Ames’ presence will highlight its expertise in space biology, synthetic biology, human-machine interactions for exploration, and more. See the list of activities featuring Ames employees below.

Human-Machine Teaming for Space Exploration

Monday, October 24 from 5:00 – 6:20pm PST

A technical session presenting research enabling spaceflight crew autonomy, self-scheduling systems for analog missions, and more. Jessica Marquez, a space human factors engineer at Ames, is a co-host and presenter in the session. Ames researchers Dakota Sullivan and John Karasinski are also presenters in the session. Other participants include representatives from NASA’s Langley Research Center in Hampton, Virginia, Jacobs Technology Inc., San Jose State University, Binera Inc., and The Aerospace Corporation.

The Future of Space Bioprocess Engineering: Triple Point Intersecting Academia, Industry, and NASA

Tuesday, October 25 from 3:00 – 3:45pm PST

A panel featuring discussing the potential for biotechnology in space exploration. Sharmila Bhattacharya, Senior Program Scientist at Ames’ Biological and Physical Sciences division, and Frances Donovan, Synthetic Biology Project Manager at Ames, will join Adam Arkin, a professor at the University of California, Berkeley, Aaron Berliner, a postdoctoral scholar at the University of California, Berkeley, and Geoffrey Ling, the CEO of On Demand Pharmaceuticals for this panel.
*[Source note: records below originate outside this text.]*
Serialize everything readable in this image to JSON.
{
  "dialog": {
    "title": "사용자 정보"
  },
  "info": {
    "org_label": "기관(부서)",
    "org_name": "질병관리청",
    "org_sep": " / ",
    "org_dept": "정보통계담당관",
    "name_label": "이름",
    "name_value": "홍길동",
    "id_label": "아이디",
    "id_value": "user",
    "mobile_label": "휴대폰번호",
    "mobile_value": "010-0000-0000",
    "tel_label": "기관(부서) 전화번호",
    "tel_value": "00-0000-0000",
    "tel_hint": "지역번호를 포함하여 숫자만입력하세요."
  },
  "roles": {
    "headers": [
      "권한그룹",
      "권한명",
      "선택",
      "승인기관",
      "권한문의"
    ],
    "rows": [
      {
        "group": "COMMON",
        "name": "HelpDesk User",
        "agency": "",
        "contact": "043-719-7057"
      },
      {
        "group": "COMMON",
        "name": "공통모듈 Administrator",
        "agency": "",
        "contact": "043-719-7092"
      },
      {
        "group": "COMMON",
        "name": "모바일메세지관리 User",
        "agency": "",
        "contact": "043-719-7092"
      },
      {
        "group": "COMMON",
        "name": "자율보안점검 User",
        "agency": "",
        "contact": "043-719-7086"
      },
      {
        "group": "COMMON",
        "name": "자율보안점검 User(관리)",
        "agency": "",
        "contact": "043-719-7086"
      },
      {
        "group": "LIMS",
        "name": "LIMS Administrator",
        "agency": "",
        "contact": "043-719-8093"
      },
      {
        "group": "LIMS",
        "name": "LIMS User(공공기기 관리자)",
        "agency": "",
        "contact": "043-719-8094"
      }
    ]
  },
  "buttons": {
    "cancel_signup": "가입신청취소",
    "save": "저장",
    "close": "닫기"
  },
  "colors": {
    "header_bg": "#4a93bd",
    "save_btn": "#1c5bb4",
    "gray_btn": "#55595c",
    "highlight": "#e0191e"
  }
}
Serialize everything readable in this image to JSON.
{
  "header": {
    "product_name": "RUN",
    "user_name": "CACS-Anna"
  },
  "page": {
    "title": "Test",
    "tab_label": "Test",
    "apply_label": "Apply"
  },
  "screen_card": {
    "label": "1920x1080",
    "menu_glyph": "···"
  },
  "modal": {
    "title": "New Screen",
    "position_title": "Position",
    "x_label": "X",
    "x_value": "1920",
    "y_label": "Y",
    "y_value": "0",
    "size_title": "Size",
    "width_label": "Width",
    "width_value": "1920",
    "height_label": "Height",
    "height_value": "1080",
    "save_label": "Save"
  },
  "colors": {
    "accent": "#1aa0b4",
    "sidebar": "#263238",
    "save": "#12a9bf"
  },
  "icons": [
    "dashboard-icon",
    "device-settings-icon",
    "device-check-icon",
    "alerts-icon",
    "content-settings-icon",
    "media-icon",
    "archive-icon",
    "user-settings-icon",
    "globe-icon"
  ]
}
Advancing Biotechnology in Space to Enable Mission Sustainability and Benefit Earth

Tuesday, October 25 from 4:00 – 4:45pm PST

A panel on the role of innovative methods in biotechnology to meet the needs of the space environment and sustainably explore the Moon, Mars, and beyond. Lynn Rothschild, a senior research scientist at Ames, will be featured on the panel and join experts including Lisa Carnell, program scientist for the Biological and Physical Sciences Divison at NASA HQ, Paula Grisanti, the CEO of the National STEM Cell Foundation, John Vellinger, the Executive Vice President of Redwire Space, and Nicole Wagner, the CEO of LambdaVision. Tarra Ruttley, a chief scientist at Blue Origin, will moderate the panel.

In-Space Autonomy and Reliability

Wednesday, October 26 from 2:45 – 4:05pm PST

A technical session about developing autonomous and reliable systems for space applications. Harry W. Jones, a systems engineer at Ames, is a co-chair and presenter in the session. Other participants include representatives from Aires Design Automation, the Virginia Polytechnic Institute and State University, and the American Institute of Aeronautics and Astronautics.

Entry, Descent, and Landing Technologies for Human Missions to Mars

Wednesday, October 26 from 3:45 – 4:30pm PST

Learn about NASA’s contributions toward developing technologies that will allow humans to safely land on Mars in the future. Representatives from the Low-Earth Flight Test of an Inflatable Decelerator (LOFTID) team, a project led by Langley and supported by Ames, will be discussing this foldable heat shield designed for large payloads for Mars and other worlds. Learn more about Ames’ contributions to LOFTID.

For news media:

Members of the news media interested in covering this topic should reach out to the NASA Ames newsroom.